Representative Cummings notes in his letter that “Several career employees at the State Department, including one of my constituents, have written to me raising serious allegations that the Department has repeatedly failed to eliminate the hostile work environment created by a member of the SES, [NAME REDACTED].” Mr. Cummings letter says that the employees indicated to him that numerous complaints have been ﬁled against this individual “that resulted in settlements, but the Department has taken little action to hold this executive accountable or protect employees from abusive management practices.”
We understand that there are multiple individuals involved in the complaints shared with the House Oversight Committee but we don’t know the exact numbers, and whether or not this specific inquiry involves one specific SES member or more. It is telling that the trend on the complaints has moved to the Hill, and no longer localized within the agency. Is this an indicator that the current reporting system is not responsive to the needs of those affected? Or are we just living in a different era? We do not want to see a trial by media, especially in the hands of politicians, but victims with no real recourse for redress may decide that talking to the Hill or the press is the only action left for them, no matter the personal consequences.
Also worth noting that Mr. Cumming’s request is specific to the Senior Executive Service, the senior ranks of the Civil Service, and does not include the senior ranks of the Foreign Service.
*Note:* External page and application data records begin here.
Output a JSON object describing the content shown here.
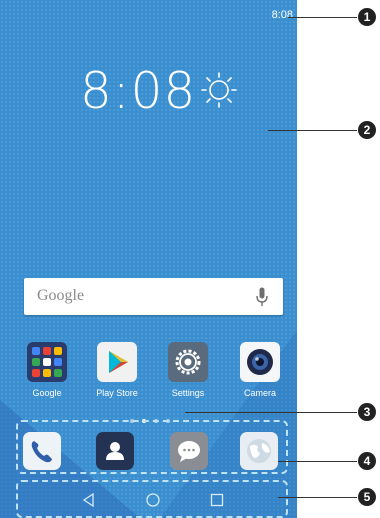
{
  "status_bar": {
    "time": "8:08"
  },
  "clock_widget": {
    "time": "8:08",
    "weather_icon": "sun-icon"
  },
  "search_bar": {
    "logo_text": "Google",
    "mic_icon": "microphone-icon"
  },
  "apps": [
    {
      "label": "Google",
      "icon": "google-folder-icon"
    },
    {
      "label": "Play Store",
      "icon": "play-store-icon"
    },
    {
      "label": "Settings",
      "icon": "settings-gear-icon"
    },
    {
      "label": "Camera",
      "icon": "camera-icon"
    }
  ],
  "page_indicator": {
    "count": 4,
    "active_index": 1
  },
  "dock": [
    {
      "icon": "phone-icon"
    },
    {
      "icon": "contacts-icon"
    },
    {
      "icon": "messages-icon"
    },
    {
      "icon": "browser-icon"
    }
  ],
  "nav_bar": {
    "buttons": [
      "back-icon",
      "home-icon",
      "recents-icon"
    ]
  },
  "callouts": [
    "1",
    "2",
    "3",
    "4",
    "5"
  ],
  "colors": {
    "wallpaper": "#3a8fd0",
    "highlight_dashes": "#bfe3f3",
    "callout": "#222222"
  }
}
Mr. Cummings letter is asking the State Department to respond to the following requests:
1. an itemized list, with personally identiﬁable information removed, enumerating each informal and formal complaint ﬁled against [NAME REDACTED] at any time during his career, including but not limited to EEO complaints, citing:
- (a) the date on which each complaint was ﬁled;
- (b) the base(s) of the complaint;
- (c) the dates on which the complaint advanced through the informal and formal complaint steps;
- (d) whether there was any ﬁnding arising from the complaint that discriminatory or retaliatory action had occurred;
- (e) whether the complaint resulted in a settlement; and
- (f) the terms of any settlement (including any monetary amounts included in the settlement); and
2. The number of Senior Executives against whom more than one informal or formal complaint has been ﬁled with the Department of State at any time during the past ﬁve years.
3. All Department policies governing how evaluations of Senior Executives’ performance account for their work creating equality of opportunity for all employees.
— House OversightDems (@OversightDems) January 22, 2018